Discover more from Cavan Klinsky
Stripe turns 10 today, so I figured I’d share my favorite personal Stripe story. It’s an experience that greatly impacted how I think about customer service (and growth) at Healthie. It was Jan 2013. I had recently turned 16, and was building my first product that I wanted to charge people for.
I’m not sure how I found Stripe (probably through a coding tutorial) but decided to use them to add subscriptions to the product. I was (to put it nicely) raw at programming, and had never built something like that. I got stuck for a few hours on adding coupon codes to the checkout. I thought I was experiencing a bug with Stripe and fired off a support email.
Shortly after, I realized that the issue was completely on my end, fixed it, and moved on, forgetting about my support ticket. Later that day, Stripe Support followed up to confirm I had gotten it resolved, and offered to send me a free t-shirt. A shirt? For free?! Sounds tiny now, but at the time I was over the moon.
I was a high-schooler. I hadn’t taken any payments through Stripe. I didn’t even have access in Stripe to run real credit cards, and they were going to mail clothing across the country to me. Sure enough, a few weeks later the shirt (along with stickers and a handwritten card) arrived.
Getting that shirt was one of the first times I felt like I could be a real part of the startup ecosystem. It felt like a badge of honor. I wore it in the airport the first time I went to SF. I wore it around Palo Alto the first time I went to Silicon Valley. I wore it for years and years until it gradually ended up full of holes and unwearable. It made me, an awkward teenager, feel like I belonged.
The product I was building didn’t work out, nor did the next few, but the admiration and respect I had for Stripe never went away. Three years later, when we started Healthie, it was never in doubt what payment processor we would use.
We’ve since processed over one hundred million in payments using Stripe, and have paid them millions in fees. Shipping that t-shirt, which probably cost them $20, ended up being a pretty decent investment.
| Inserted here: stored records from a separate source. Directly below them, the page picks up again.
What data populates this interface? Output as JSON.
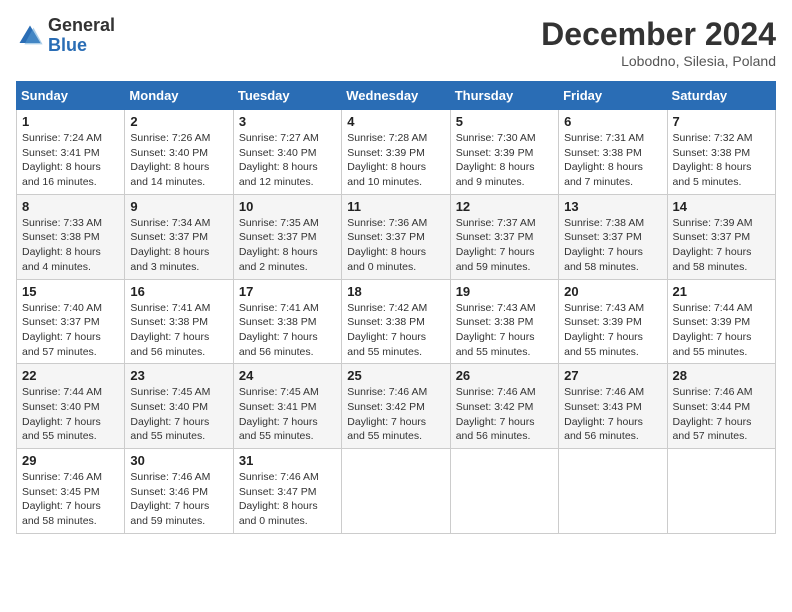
{
  "header": {
    "logo_general": "General",
    "logo_blue": "Blue",
    "month_title": "December 2024",
    "location": "Lobodno, Silesia, Poland"
  },
  "weekdays": [
    "Sunday",
    "Monday",
    "Tuesday",
    "Wednesday",
    "Thursday",
    "Friday",
    "Saturday"
  ],
  "weeks": [
    [
      {
        "day": "1",
        "sunrise": "7:24 AM",
        "sunset": "3:41 PM",
        "daylight": "8 hours and 16 minutes."
      },
      {
        "day": "2",
        "sunrise": "7:26 AM",
        "sunset": "3:40 PM",
        "daylight": "8 hours and 14 minutes."
      },
      {
        "day": "3",
        "sunrise": "7:27 AM",
        "sunset": "3:40 PM",
        "daylight": "8 hours and 12 minutes."
      },
      {
        "day": "4",
        "sunrise": "7:28 AM",
        "sunset": "3:39 PM",
        "daylight": "8 hours and 10 minutes."
      },
      {
        "day": "5",
        "sunrise": "7:30 AM",
        "sunset": "3:39 PM",
        "daylight": "8 hours and 9 minutes."
      },
      {
        "day": "6",
        "sunrise": "7:31 AM",
        "sunset": "3:38 PM",
        "daylight": "8 hours and 7 minutes."
      },
      {
        "day": "7",
        "sunrise": "7:32 AM",
        "sunset": "3:38 PM",
        "daylight": "8 hours and 5 minutes."
      }
    ],
    [
      {
        "day": "8",
        "sunrise": "7:33 AM",
        "sunset": "3:38 PM",
        "daylight": "8 hours and 4 minutes."
      },
      {
        "day": "9",
        "sunrise": "7:34 AM",
        "sunset": "3:37 PM",
        "daylight": "8 hours and 3 minutes."
      },
      {
        "day": "10",
        "sunrise": "7:35 AM",
        "sunset": "3:37 PM",
        "daylight": "8 hours and 2 minutes."
      },
      {
        "day": "11",
        "sunrise": "7:36 AM",
        "sunset": "3:37 PM",
        "daylight": "8 hours and 0 minutes."
      },
      {
        "day": "12",
        "sunrise": "7:37 AM",
        "sunset": "3:37 PM",
        "daylight": "7 hours and 59 minutes."
      },
      {
        "day": "13",
        "sunrise": "7:38 AM",
        "sunset": "3:37 PM",
        "daylight": "7 hours and 58 minutes."
      },
      {
        "day": "14",
        "sunrise": "7:39 AM",
        "sunset": "3:37 PM",
        "daylight": "7 hours and 58 minutes."
      }
    ],
    [
      {
        "day": "15",
        "sunrise": "7:40 AM",
        "sunset": "3:37 PM",
        "daylight": "7 hours and 57 minutes."
      },
      {
        "day": "16",
        "sunrise": "7:41 AM",
        "sunset": "3:38 PM",
        "daylight": "7 hours and 56 minutes."
      },
      {
        "day": "17",
        "sunrise": "7:41 AM",
        "sunset": "3:38 PM",
        "daylight": "7 hours and 56 minutes."
      },
      {
        "day": "18",
        "sunrise": "7:42 AM",
        "sunset": "3:38 PM",
        "daylight": "7 hours and 55 minutes."
      },
      {
        "day": "19",
        "sunrise": "7:43 AM",
        "sunset": "3:38 PM",
        "daylight": "7 hours and 55 minutes."
      },
      {
        "day": "20",
        "sunrise": "7:43 AM",
        "sunset": "3:39 PM",
        "daylight": "7 hours and 55 minutes."
      },
      {
        "day": "21",
        "sunrise": "7:44 AM",
        "sunset": "3:39 PM",
        "daylight": "7 hours and 55 minutes."
      }
    ],
    [
      {
        "day": "22",
        "sunrise": "7:44 AM",
        "sunset": "3:40 PM",
        "daylight": "7 hours and 55 minutes."
      },
      {
        "day": "23",
        "sunrise": "7:45 AM",
        "sunset": "3:40 PM",
        "daylight": "7 hours and 55 minutes."
      },
      {
        "day": "24",
        "sunrise": "7:45 AM",
        "sunset": "3:41 PM",
        "daylight": "7 hours and 55 minutes."
      },
      {
        "day": "25",
        "sunrise": "7:46 AM",
        "sunset": "3:42 PM",
        "daylight": "7 hours and 55 minutes."
      },
      {
        "day": "26",
        "sunrise": "7:46 AM",
        "sunset": "3:42 PM",
        "daylight": "7 hours and 56 minutes."
      },
      {
        "day": "27",
        "sunrise": "7:46 AM",
        "sunset": "3:43 PM",
        "daylight": "7 hours and 56 minutes."
      },
      {
        "day": "28",
        "sunrise": "7:46 AM",
        "sunset": "3:44 PM",
        "daylight": "7 hours and 57 minutes."
      }
    ],
    [
      {
        "day": "29",
        "sunrise": "7:46 AM",
        "sunset": "3:45 PM",
        "daylight": "7 hours and 58 minutes."
      },
      {
        "day": "30",
        "sunrise": "7:46 AM",
        "sunset": "3:46 PM",
        "daylight": "7 hours and 59 minutes."
      },
      {
        "day": "31",
        "sunrise": "7:46 AM",
        "sunset": "3:47 PM",
        "daylight": "8 hours and 0 minutes."
      },
      null,
      null,
      null,
      null
    ]
  ],
  "labels": {
    "sunrise": "Sunrise:",
    "sunset": "Sunset:",
    "daylight": "Daylight:"
  }
}
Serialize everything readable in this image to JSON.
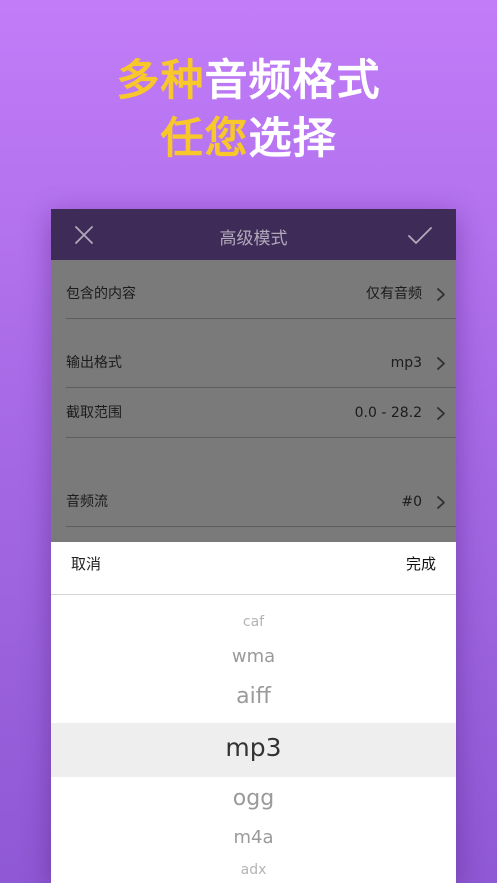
{
  "hero": {
    "line1_highlight": "多种",
    "line1_rest": "音频格式",
    "line2_highlight": "任您",
    "line2_rest": "选择",
    "highlight_color": "#f7c72b"
  },
  "navbar": {
    "title": "高级模式",
    "close_icon": "close-icon",
    "confirm_icon": "checkmark-icon"
  },
  "settings": {
    "rows": [
      {
        "label": "包含的内容",
        "value": "仅有音频"
      },
      {
        "label": "输出格式",
        "value": "mp3"
      },
      {
        "label": "截取范围",
        "value": "0.0 - 28.2"
      },
      {
        "label": "音频流",
        "value": "#0"
      }
    ]
  },
  "picker": {
    "cancel_label": "取消",
    "done_label": "完成",
    "options": [
      "caf",
      "wma",
      "aiff",
      "mp3",
      "ogg",
      "m4a",
      "adx"
    ],
    "selected": "mp3"
  }
}
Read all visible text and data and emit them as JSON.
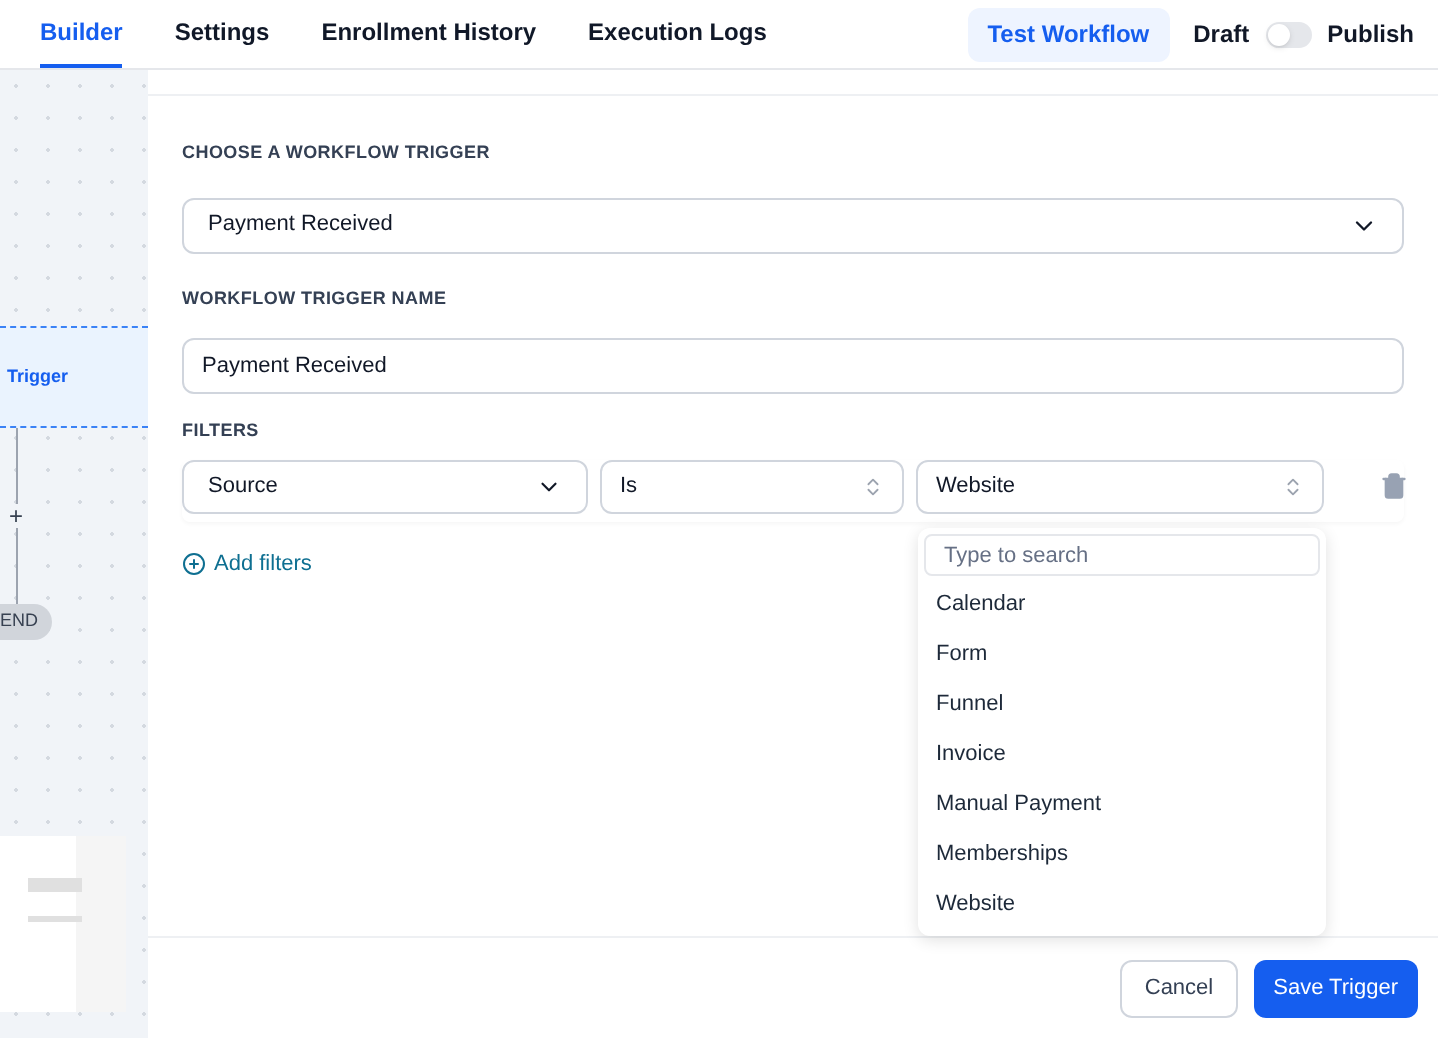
{
  "tabs": [
    {
      "label": "Builder",
      "selected": true
    },
    {
      "label": "Settings",
      "selected": false
    },
    {
      "label": "Enrollment History",
      "selected": false
    },
    {
      "label": "Execution Logs",
      "selected": false
    }
  ],
  "header": {
    "test_button": "Test Workflow",
    "draft_label": "Draft",
    "publish_on": false,
    "publish_label": "Publish"
  },
  "canvas": {
    "trigger_node": "Trigger",
    "end_node": "END",
    "add_symbol": "+"
  },
  "form": {
    "trigger_label": "CHOOSE A WORKFLOW TRIGGER",
    "trigger_value": "Payment Received",
    "name_label": "WORKFLOW TRIGGER NAME",
    "name_value": "Payment Received",
    "filters_label": "FILTERS",
    "filter": {
      "field": "Source",
      "operator": "Is",
      "value": "Website"
    },
    "add_filters": "Add filters"
  },
  "dropdown": {
    "placeholder": "Type to search",
    "options": [
      {
        "label": "Calendar",
        "selected": false
      },
      {
        "label": "Form",
        "selected": false
      },
      {
        "label": "Funnel",
        "selected": false
      },
      {
        "label": "Invoice",
        "selected": false
      },
      {
        "label": "Manual Payment",
        "selected": false
      },
      {
        "label": "Memberships",
        "selected": false
      },
      {
        "label": "Website",
        "selected": false
      }
    ]
  },
  "footer": {
    "cancel": "Cancel",
    "save": "Save Trigger"
  }
}
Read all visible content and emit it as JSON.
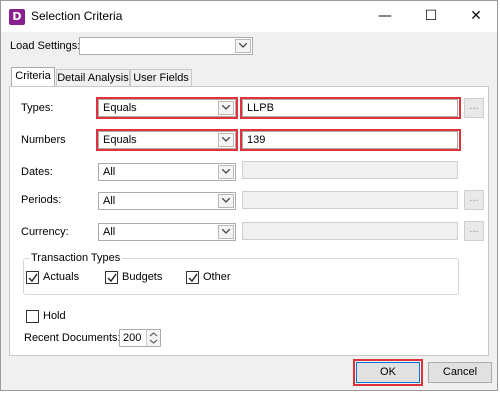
{
  "window": {
    "title": "Selection Criteria",
    "icon_letter": "D",
    "icon_color": "#8a1f8f"
  },
  "titlebar_buttons": {
    "minimize": "—",
    "maximize": "☐",
    "close": "✕"
  },
  "load_settings": {
    "label": "Load Settings:",
    "value": ""
  },
  "tabs": [
    {
      "label": "Criteria",
      "active": true
    },
    {
      "label": "Detail Analysis",
      "active": false
    },
    {
      "label": "User Fields",
      "active": false
    }
  ],
  "criteria": {
    "types": {
      "label": "Types:",
      "operator": "Equals",
      "value": "LLPB"
    },
    "numbers": {
      "label": "Numbers",
      "operator": "Equals",
      "value": "139"
    },
    "dates": {
      "label": "Dates:",
      "operator": "All",
      "value": ""
    },
    "periods": {
      "label": "Periods:",
      "operator": "All",
      "value": ""
    },
    "currency": {
      "label": "Currency:",
      "operator": "All",
      "value": ""
    }
  },
  "transaction_types": {
    "title": "Transaction Types",
    "actuals": {
      "label": "Actuals",
      "checked": true
    },
    "budgets": {
      "label": "Budgets",
      "checked": true
    },
    "other": {
      "label": "Other",
      "checked": true
    }
  },
  "hold": {
    "label": "Hold",
    "checked": false
  },
  "recent_documents": {
    "label": "Recent Documents:",
    "value": "200"
  },
  "buttons": {
    "ok": "OK",
    "cancel": "Cancel",
    "ellipsis": "..."
  },
  "colors": {
    "highlight": "#e0323c",
    "accent": "#0078d7"
  }
}
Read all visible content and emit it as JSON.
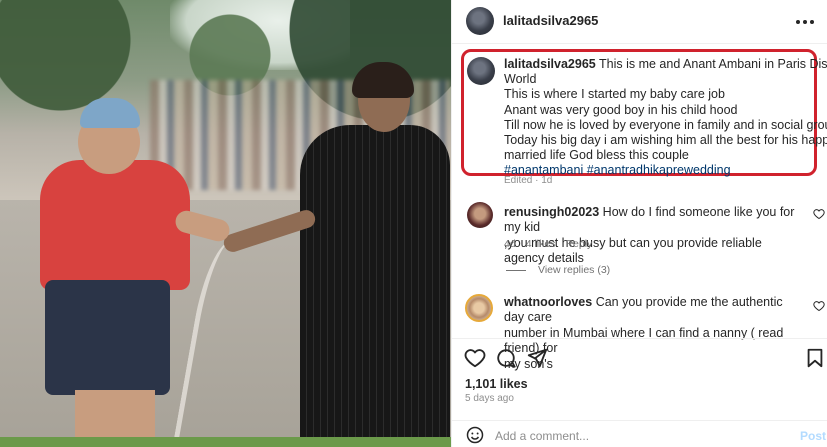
{
  "post": {
    "username": "lalitadsilva2965",
    "caption_lines": [
      "This is me and Anant Ambani in Paris Disney",
      "World",
      "This is where I started my baby care job",
      "Anant was very good boy in his child hood",
      "Till now he is loved by everyone in family and in social group",
      "Today his big day i am wishing him all the best for his happy",
      "married life God bless this couple"
    ],
    "hashtags": "#anantambani #anantradhikaprewedding",
    "edited": "Edited · 1d",
    "likes": "1,101 likes",
    "date": "5 days ago"
  },
  "comments": [
    {
      "username": "renusingh02023",
      "text_lines": [
        " How do I find someone like you for my kid",
        ",you must he busy but can you provide reliable agency details"
      ],
      "age": "4d",
      "likes": "4 likes",
      "reply": "Reply",
      "view_replies": "View replies (3)"
    },
    {
      "username": "whatnoorloves",
      "text_lines": [
        " Can you provide me the authentic day care",
        "number in Mumbai where I can find a nanny ( read friend) for",
        "my son's"
      ]
    }
  ],
  "add_comment": {
    "placeholder": "Add a comment...",
    "post_label": "Post"
  },
  "icons": [
    "more-icon",
    "heart-icon",
    "comment-icon",
    "share-icon",
    "bookmark-icon",
    "emoji-icon"
  ],
  "colors": {
    "highlight_border": "#d0222d",
    "hashtag": "#00376b",
    "post_button": "#b3dbff"
  }
}
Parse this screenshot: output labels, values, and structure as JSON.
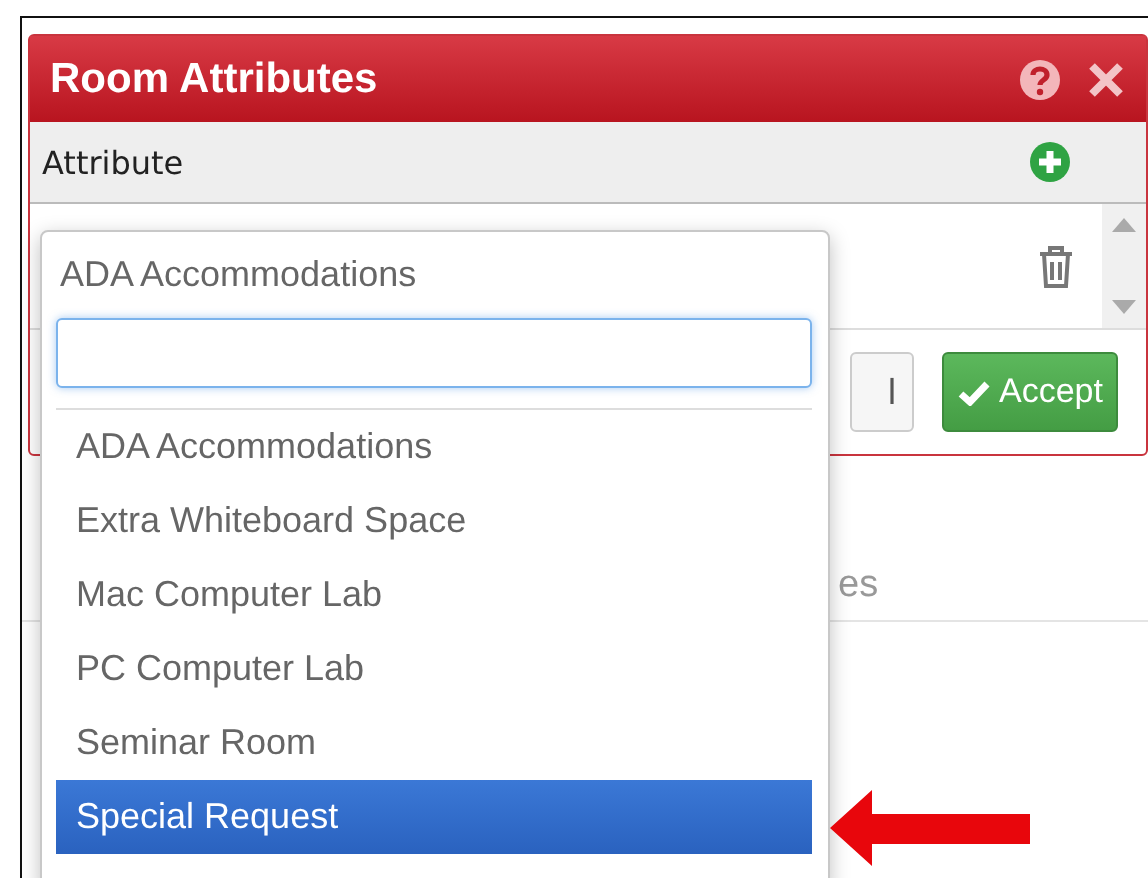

It is (relatively) easy to provide personable support to your largest customers. It is hard to do the same for your smallest. However, those tiny customers normally appreciate it a lot more. It feels more unique and special to them, and can give you life-long advocates.